◆ Assignment:
Work out how many lines below contain "this", then write only that number.
* * *
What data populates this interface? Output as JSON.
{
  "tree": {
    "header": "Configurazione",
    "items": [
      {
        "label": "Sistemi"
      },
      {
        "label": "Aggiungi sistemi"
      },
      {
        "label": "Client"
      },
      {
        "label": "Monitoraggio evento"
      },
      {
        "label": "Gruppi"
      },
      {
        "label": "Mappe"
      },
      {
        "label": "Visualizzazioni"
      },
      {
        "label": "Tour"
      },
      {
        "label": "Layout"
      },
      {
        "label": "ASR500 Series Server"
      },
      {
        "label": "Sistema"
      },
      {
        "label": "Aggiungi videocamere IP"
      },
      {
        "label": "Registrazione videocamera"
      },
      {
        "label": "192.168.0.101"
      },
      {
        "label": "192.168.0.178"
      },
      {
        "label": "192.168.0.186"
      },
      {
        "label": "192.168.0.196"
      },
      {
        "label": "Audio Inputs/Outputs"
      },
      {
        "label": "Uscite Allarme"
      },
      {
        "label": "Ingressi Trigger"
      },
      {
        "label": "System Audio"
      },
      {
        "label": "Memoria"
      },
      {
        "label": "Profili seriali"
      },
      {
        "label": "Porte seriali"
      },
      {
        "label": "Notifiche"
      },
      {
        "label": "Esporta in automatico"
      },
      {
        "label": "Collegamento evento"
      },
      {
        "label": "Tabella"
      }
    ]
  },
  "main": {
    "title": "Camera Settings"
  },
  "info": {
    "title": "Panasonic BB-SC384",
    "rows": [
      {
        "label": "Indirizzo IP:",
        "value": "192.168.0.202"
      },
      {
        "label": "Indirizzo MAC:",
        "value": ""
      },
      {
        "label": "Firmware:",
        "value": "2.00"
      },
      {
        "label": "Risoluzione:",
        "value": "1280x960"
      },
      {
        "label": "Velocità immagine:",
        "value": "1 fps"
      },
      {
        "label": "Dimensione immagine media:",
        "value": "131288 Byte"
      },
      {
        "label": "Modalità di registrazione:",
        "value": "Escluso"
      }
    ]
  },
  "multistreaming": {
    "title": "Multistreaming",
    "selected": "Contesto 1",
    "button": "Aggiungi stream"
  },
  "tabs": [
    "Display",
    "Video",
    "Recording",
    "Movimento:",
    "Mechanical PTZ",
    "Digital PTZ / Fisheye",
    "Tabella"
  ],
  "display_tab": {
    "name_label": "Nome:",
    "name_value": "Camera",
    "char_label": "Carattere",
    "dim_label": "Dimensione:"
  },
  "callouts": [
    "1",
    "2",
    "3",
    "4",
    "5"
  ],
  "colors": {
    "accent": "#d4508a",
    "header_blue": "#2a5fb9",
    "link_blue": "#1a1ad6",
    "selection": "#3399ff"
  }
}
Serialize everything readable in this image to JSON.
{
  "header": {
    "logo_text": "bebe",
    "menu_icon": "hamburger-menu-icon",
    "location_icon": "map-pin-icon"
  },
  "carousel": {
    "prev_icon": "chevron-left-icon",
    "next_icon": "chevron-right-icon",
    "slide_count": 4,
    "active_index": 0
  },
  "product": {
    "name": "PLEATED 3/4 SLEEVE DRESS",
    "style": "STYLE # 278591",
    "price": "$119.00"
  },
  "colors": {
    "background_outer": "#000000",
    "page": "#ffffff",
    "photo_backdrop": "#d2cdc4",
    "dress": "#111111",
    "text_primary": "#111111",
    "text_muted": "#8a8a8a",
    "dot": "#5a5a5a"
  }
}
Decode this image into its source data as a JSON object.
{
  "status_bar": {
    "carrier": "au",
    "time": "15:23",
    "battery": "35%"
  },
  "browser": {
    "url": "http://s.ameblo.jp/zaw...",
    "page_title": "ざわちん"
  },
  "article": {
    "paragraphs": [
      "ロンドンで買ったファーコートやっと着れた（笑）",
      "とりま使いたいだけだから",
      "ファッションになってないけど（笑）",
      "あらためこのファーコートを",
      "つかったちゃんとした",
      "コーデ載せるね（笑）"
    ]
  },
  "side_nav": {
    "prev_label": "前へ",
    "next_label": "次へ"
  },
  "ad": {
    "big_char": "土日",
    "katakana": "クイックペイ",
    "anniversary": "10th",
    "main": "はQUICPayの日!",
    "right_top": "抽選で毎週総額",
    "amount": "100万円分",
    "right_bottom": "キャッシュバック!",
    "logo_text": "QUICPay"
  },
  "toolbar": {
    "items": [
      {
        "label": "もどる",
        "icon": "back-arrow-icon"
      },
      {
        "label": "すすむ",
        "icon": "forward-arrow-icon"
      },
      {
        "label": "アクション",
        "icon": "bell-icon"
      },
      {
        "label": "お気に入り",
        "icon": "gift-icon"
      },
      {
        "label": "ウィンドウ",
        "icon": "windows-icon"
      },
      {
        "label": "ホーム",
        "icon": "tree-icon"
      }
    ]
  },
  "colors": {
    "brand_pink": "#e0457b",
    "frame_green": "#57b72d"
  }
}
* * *
◆ Worked solution:
3